**Problem requirements**
Whenever a line below holds the word "offers", copy that line.

(Items from an interface collection)
********

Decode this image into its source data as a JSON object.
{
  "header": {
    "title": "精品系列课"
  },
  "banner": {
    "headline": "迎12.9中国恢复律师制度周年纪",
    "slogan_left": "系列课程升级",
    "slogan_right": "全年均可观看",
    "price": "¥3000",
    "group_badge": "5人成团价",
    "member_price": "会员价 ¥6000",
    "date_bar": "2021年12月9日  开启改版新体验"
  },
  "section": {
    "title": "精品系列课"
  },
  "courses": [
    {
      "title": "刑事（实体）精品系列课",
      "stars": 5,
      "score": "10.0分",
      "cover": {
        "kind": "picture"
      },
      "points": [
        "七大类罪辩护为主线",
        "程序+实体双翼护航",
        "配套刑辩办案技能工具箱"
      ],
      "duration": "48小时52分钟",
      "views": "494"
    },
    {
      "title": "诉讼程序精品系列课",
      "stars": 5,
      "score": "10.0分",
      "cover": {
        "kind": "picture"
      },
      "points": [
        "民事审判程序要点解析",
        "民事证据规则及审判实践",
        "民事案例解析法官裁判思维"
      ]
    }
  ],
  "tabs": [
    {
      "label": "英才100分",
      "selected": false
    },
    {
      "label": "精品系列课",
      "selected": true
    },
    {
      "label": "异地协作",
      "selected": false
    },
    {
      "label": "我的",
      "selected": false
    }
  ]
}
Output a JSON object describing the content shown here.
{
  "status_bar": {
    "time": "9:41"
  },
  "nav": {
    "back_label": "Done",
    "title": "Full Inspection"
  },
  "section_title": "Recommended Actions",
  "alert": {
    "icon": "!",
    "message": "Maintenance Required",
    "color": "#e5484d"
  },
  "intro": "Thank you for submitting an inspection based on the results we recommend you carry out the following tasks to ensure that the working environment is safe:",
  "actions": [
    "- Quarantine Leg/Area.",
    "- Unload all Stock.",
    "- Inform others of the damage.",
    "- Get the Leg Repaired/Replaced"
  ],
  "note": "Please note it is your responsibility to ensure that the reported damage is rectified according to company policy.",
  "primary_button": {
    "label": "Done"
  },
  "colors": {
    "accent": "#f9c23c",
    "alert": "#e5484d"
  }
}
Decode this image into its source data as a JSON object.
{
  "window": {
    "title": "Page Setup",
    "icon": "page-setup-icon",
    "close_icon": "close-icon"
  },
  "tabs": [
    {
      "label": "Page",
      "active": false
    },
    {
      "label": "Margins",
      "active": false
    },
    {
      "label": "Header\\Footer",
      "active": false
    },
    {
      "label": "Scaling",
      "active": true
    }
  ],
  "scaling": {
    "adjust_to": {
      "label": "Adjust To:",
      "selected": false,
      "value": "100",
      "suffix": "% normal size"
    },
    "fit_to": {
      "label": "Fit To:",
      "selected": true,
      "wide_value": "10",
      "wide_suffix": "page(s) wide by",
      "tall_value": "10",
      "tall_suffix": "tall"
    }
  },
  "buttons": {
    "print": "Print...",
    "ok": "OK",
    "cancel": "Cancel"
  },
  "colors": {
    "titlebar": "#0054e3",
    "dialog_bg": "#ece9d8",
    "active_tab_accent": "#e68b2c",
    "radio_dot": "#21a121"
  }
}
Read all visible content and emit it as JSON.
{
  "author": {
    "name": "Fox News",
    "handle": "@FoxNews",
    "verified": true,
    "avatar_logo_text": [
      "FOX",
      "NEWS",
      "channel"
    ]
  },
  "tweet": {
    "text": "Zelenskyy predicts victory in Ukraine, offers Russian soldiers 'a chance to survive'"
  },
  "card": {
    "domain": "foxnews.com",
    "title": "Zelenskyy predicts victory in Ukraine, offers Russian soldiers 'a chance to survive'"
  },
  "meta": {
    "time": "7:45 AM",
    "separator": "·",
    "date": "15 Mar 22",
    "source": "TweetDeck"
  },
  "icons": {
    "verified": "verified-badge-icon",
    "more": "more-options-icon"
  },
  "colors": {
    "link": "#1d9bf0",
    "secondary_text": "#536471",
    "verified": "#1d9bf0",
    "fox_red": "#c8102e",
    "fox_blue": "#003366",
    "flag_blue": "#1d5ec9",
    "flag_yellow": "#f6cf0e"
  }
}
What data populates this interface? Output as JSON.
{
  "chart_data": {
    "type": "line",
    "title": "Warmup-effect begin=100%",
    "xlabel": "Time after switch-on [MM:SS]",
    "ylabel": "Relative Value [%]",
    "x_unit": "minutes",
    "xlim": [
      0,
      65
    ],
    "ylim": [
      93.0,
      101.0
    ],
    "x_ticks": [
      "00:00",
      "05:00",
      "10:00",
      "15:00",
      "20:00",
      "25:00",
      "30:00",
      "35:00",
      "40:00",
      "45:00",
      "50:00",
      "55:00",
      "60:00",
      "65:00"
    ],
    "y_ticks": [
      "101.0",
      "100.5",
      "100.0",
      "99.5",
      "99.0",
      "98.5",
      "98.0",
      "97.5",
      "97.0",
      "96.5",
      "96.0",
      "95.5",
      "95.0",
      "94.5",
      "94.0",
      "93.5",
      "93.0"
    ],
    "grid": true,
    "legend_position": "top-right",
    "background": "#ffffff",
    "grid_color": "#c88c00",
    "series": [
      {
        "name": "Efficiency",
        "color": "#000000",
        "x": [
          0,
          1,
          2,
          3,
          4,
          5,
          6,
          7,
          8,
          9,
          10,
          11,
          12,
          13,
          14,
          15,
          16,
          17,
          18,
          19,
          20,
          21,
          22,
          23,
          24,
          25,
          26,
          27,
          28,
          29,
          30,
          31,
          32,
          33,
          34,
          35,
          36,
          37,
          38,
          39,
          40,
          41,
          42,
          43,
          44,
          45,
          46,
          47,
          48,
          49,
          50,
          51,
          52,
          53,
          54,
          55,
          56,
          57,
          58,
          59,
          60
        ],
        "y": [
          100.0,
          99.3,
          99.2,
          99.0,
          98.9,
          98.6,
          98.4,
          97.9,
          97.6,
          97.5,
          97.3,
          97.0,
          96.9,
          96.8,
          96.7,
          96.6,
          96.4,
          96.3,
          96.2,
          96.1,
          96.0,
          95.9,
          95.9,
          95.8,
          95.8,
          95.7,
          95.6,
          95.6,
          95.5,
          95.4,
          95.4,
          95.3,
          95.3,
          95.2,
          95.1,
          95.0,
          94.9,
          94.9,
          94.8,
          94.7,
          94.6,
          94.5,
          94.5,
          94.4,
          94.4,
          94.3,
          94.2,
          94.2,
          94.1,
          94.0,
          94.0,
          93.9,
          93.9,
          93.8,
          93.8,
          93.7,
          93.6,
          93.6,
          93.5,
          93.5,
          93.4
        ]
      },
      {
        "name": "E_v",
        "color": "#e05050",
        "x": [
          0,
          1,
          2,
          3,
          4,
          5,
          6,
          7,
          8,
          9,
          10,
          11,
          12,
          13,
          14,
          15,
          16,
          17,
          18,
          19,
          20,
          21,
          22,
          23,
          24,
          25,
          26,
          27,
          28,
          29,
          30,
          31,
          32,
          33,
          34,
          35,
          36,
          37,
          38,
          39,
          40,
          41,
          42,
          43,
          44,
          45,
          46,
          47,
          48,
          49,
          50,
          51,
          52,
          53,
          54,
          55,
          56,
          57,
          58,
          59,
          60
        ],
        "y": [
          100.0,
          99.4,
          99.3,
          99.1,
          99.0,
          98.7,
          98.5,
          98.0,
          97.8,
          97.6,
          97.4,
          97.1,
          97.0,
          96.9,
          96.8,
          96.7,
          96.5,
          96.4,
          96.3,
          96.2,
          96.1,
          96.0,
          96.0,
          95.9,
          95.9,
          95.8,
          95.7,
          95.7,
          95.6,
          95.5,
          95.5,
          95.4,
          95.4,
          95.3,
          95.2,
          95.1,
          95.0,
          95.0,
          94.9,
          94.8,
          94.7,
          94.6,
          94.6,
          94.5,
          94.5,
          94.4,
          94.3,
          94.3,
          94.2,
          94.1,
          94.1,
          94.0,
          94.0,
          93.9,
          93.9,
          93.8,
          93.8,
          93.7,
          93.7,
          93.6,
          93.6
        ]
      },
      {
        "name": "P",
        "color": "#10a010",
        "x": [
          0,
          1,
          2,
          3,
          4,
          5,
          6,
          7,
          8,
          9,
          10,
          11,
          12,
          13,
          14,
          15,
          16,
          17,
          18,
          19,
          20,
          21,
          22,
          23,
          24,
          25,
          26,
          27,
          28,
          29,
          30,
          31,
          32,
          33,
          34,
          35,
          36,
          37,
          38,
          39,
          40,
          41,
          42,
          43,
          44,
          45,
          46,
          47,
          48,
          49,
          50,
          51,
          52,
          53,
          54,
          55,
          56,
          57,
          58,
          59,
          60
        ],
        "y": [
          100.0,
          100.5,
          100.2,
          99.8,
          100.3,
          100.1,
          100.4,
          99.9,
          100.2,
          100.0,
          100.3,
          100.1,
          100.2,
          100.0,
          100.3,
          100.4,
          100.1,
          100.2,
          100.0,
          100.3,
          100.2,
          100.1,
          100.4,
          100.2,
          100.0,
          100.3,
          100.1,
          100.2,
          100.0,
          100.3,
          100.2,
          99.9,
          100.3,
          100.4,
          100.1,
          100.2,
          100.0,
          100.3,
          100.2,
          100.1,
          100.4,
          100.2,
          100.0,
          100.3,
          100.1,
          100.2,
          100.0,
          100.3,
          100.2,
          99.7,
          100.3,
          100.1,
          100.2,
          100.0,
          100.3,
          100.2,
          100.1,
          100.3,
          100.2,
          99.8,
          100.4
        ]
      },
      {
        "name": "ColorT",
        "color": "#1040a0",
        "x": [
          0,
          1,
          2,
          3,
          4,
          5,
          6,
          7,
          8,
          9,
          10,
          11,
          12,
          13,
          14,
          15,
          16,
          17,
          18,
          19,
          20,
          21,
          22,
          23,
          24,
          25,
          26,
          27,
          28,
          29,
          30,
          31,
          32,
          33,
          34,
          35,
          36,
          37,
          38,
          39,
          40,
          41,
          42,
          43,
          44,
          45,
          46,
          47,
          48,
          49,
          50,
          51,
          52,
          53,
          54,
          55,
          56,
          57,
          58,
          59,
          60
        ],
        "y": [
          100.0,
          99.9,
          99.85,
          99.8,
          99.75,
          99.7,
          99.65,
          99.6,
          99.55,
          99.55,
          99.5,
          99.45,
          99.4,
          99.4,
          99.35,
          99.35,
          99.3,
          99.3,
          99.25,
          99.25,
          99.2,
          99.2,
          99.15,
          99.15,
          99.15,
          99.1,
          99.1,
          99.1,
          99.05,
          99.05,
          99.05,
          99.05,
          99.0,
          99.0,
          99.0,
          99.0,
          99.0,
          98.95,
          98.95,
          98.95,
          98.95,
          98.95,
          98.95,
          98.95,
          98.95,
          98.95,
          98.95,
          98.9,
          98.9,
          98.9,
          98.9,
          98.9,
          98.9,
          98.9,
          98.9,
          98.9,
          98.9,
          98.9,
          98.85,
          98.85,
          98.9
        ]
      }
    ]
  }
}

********

**Task result**
    "text": "Zelenskyy predicts victory in Ukraine, offers Russian soldiers 'a chance to survive'"
    "title": "Zelenskyy predicts victory in Ukraine, offers Russian soldiers 'a chance to survive'"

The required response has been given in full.